by

For a few days back in 2001, the issue was clear: civilization versus barbarism, creation versus destruction, life versus death. And for a few days, even the symbolism was clear. For the first time in my life, I actually bought a US flag and displayed it. There was, and is, absolutely no doubt where I stand on the fundamental issue.

In the days that followed, those of us who do not believe in collective guilt did what we could in our small individual ways, for example making a point to patronize Afghan restaurants. I was pleased to observe that there seemed to be many like-minded advocates of civilization.

Of course, it was apparent even on 9/11 itself that the terrorists were almost certain to succeed in using the strengths of civilization to undermine civilization. The terrorists committed a small retail atrocity; the wholesale overreaction has been massively destructive to the values of civilization.

Ten years hence, civilization has weakened itself substantially, spending money it could not afford, destroying life and property, both within the allegedly civilized countries and in the countries whose populations had the misfortune to be born on the wrong side of a boundary, and creating hostility that did not exist before. We — I hesitate to use the term, because I am personally nothing more than an unwilling financial resource for this disaster — have curtailed civil liberties almost to the extent the terrorists themselves would have.

Our governments claim to know things we do not, and perhaps they are even occasionally telling the truth. As Sam Spade observed with regard to Miss Wonderley, “I took it for granted that she was lying,” whereupon the fat man agreed, “Not an injudicious thing to do.”

The game continues, of course: 10-1 is perhaps only a halftime score. But it’s hard to imagine civilization rallying. Wisdom is in vanishingly short supply in the governments of the allegedly civilized world.

There is no question that the barbarians are the enemy, but the enemy of my enemy is not necessarily my friend. We are today at far greater risk from our own governments than from the barbarians.

Advertisements

Tags:

Leave a Reply

Fill in your details below or click an icon to log in:

WordPress.com Logo

You are commenting using your WordPress.com account. Log Out / Change )

Twitter picture

You are commenting using your Twitter account. Log Out / Change )

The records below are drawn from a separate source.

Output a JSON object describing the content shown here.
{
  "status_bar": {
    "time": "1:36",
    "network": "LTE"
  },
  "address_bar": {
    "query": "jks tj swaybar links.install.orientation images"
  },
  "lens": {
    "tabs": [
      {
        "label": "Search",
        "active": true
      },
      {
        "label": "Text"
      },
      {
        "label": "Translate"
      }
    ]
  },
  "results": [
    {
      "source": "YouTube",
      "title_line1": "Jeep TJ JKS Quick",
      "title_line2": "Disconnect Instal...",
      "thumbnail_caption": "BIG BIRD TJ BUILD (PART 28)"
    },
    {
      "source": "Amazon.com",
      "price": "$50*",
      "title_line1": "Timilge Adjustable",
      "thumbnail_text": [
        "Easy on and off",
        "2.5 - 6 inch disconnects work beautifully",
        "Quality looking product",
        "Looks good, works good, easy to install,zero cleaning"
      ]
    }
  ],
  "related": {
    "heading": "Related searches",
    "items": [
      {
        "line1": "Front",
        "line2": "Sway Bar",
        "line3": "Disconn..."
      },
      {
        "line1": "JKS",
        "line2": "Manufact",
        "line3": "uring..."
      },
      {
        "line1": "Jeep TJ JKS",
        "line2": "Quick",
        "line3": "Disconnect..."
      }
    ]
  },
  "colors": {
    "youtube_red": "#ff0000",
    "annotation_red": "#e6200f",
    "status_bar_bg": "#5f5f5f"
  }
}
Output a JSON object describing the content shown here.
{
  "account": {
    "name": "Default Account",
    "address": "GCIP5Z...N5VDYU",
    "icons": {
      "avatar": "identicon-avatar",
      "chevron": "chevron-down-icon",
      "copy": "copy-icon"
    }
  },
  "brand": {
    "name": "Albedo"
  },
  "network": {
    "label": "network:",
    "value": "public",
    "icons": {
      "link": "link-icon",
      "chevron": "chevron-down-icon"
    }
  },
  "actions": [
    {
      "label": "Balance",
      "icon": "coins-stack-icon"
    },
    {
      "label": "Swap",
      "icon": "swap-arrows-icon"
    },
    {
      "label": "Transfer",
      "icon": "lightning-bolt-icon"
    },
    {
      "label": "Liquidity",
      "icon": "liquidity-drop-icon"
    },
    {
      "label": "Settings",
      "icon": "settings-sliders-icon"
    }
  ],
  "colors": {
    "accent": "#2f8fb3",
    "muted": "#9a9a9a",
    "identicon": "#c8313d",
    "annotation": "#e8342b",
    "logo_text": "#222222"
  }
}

Facebook photo

You are commenting using your Facebook account. Log Out / Change )

Google+ photo

You are commenting using your Google+ account. Log Out / Change )

Connecting to %s


%d bloggers like this: